A few weeks ago, I was invited to All Star Lanes in Westfield Stratford to learn executive chef Steve Collins’ chilli con carne recipe and a few cocktails from mixologist Adam Seidman. The master classes were filmed as part of some new promotional material for Westfield Stratford’s website, though thankfully I’m only visible briefly!
Fashion and shopping aren’t really my thing, but I was impressed with the sheer scale of eating options at the new shopping centre, including Italian (Jamie’s and Franco Manca), Thai (Busaba Eathai), Mexican (Wahaca), Brazilian (Cabana), Moorish / Middle Eastern (El Cantara and Comptoir Libonais), Japanese (Umai and Yo Sushi), Vietnamese (Pho) and several more chain outlets such as Giraffe, Pizza Express and Spud-U-Like, to name just a few.
I wouldn’t make a visit especially to eat at most of these places unless I lived just around the corner, but I’d certainly be happy to stop for a meal if I did end up coming for some shopping.
Steve Collins is the executive chef for All Star Lanes and as such, he looks after the menu for all their branches. Chefs at the individual outlets do have the opportunity to add a few dishes to their local menu, but core items such as Steve’s chilli are made to his fixed recipe.
With all the ingredients already prepped and measured out for us, all that remained was for each of us to cook our own huge pot of chilli under the careful and helpful guidance of Steve.
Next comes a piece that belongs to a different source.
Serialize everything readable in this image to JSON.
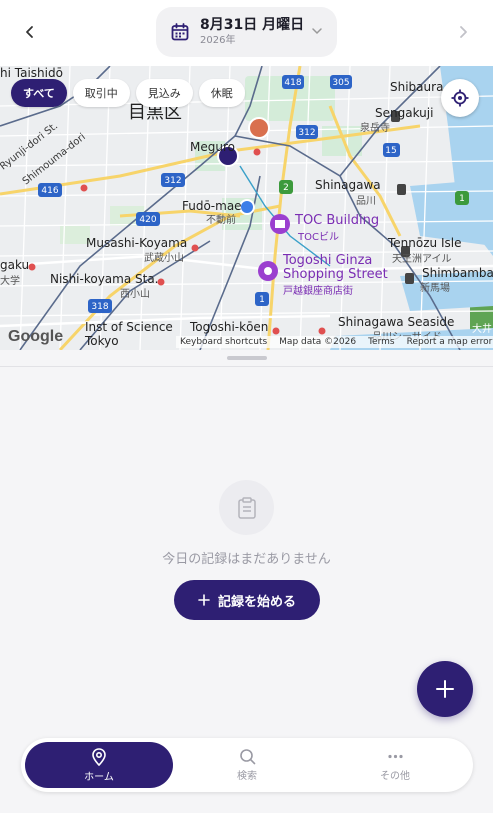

His recipe is for a UK style chilli con carne with American influences from his research trips to the States. It does include minced beef and kidney beans, so purists look away now!
Of course, being a commercial restaurant, Steve’s exact recipe is secret, though we did learn his tips and tricks as we cooked our own. A few of the things that struck me:
Steve has his beef ground quite coarsely, to add texture, and uses a mix of beef shin and chuck.
The volume of powdered spice he adds is more than I have used before for the equivalent volume of meat. Don’t be shy when it comes to the key flavour components. His exact spice mix and ratio is not for sharing, but on tasting, I correctly guessed that the key components were cumin, coriander and chilli powder.
- A combination of red wine and strong beef stock reduces down to give a good flavour without any obvious wine kick.
The kidney beans are added for the last 10 minutes of cooking only, so they don’t disintegrate during the long slow cooking.
Once our chillis were finished, we compared the results, each one slightly different even though we’d followed the same recipe and sat down to enjoy a bowl of our own, served with fried tortilla nachos and a fresh salsa. I really enjoyed the flavours of the chilli, but would have liked to reduce the liquid down a bit further, as it was a touch runny for my tastes.
Here’s the video of the chilli being made:
Part way through cooking our chillis, once we’d added all our ingredients (save the kidney beans), we left our pots simmering gently on the stove and popped across to the bar for a master class with mixologist Adam.
We made (and enjoyed drinking) peach cobblers, pina coladas, dark and stormies and my favourites, pineapple and cardamom jars.
My favourite tip from the class was Steve’s recipe for cardamom syrup, made simply by infusing good quality green cardamoms in sugar syrup. Delicious!
Kavey Eats was a guest of All Star Lanes and Westfield Stratford. With thanks to the two Steves.